Global Health & Medicine 2021;3(6):386-393.
The primary tumor location in colorectal cancer: A focused review on its impact on surgical management
Nagai Y, Kiyomatsu T, Gohda Y, Otani K, Deguchi K, Yamada K

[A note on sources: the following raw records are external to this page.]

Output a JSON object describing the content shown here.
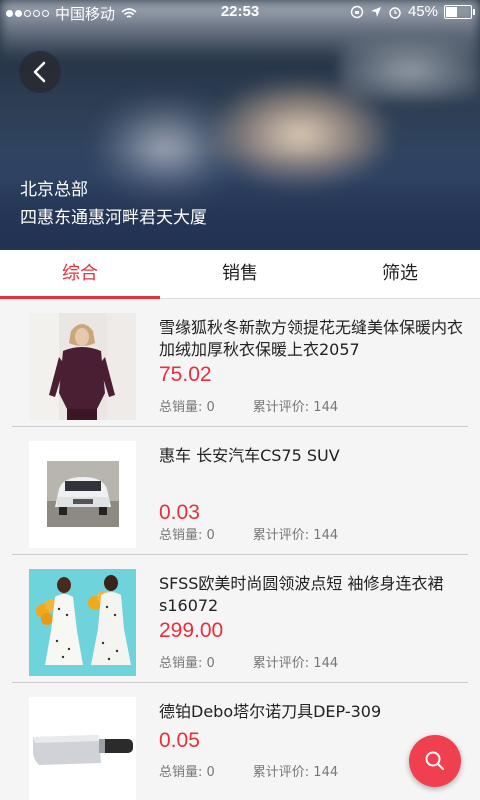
{
  "status_bar": {
    "carrier": "中国移动",
    "time": "22:53",
    "battery": "45%",
    "battery_level": 0.45
  },
  "header": {
    "store_name": "北京总部",
    "address": "四惠东通惠河畔君天大厦"
  },
  "tabs": [
    {
      "label": "综合",
      "active": true
    },
    {
      "label": "销售",
      "active": false
    },
    {
      "label": "筛选",
      "active": false
    }
  ],
  "products": [
    {
      "title": "雪缘狐秋冬新款方领提花无缝美体保暖内衣加绒加厚秋衣保暖上衣2057",
      "price": "75.02",
      "sales": "总销量: 0",
      "reviews": "累计评价: 144",
      "thumb": "sweater-photo"
    },
    {
      "title": "惠车 长安汽车CS75 SUV",
      "price": "0.03",
      "sales": "总销量: 0",
      "reviews": "累计评价: 144",
      "thumb": "car-photo"
    },
    {
      "title": "SFSS欧美时尚圆领波点短 袖修身连衣裙s16072",
      "price": "299.00",
      "sales": "总销量: 0",
      "reviews": "累计评价: 144",
      "thumb": "dress-photo"
    },
    {
      "title": "德铂Debo塔尔诺刀具DEP-309",
      "price": "0.05",
      "sales": "总销量: 0",
      "reviews": "累计评价: 144",
      "thumb": "knife-photo"
    }
  ],
  "colors": {
    "accent": "#e8303c",
    "fab": "#f0404f"
  },
  "icons": {
    "back": "chevron-left-icon",
    "fab": "search-icon"
  }
}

The primary tumor location (PTL) has attracted increasing attention in recent years for colorectal cancer (CRC) patients. Although the underlying mechanisms for differences caused by PTL remain still unclear, right-sided colon (RCC) and left-sided colon (LCC) are now considered as distinct entities because of their different molecular profile and clinical response to surgery and chemotherapy. In this article, we review the influence of PTL particularly on surgical management of primary and metastatic CRC settings. For nonmetastatic CRC, RCC could be a slightly superior prognostic factor after curative resection in stage I-II CRC, while RCC could be an inferior prognostic factor in stage III CRC with worse survival after recurrence, suggesting the oncological aggressiveness of recurrent RCC. For metastatic CRC, RCC could be a predictor of worse survival after hepatectomy of liver metastases from CRC with aggressive recurrence pattern and lower chance of re-resection. In lung metastases from CRC, the role of PTL still remains uncertain because of the limited number of studies. As to the impact of PTL on survival outcome after cytoreductive surgery plus hyperthermic intraperitoneal chemotherapy for peritoneal metastases from CRC, a discrepancy exists among studies and further investigation will be needed. The very simple clinical factor of PTL could provide important information for the prediction of the survival outcome after surgery in CRC. Further clinical and basic research will facilitate the clinical application of PTL in a more specified and personalized manner.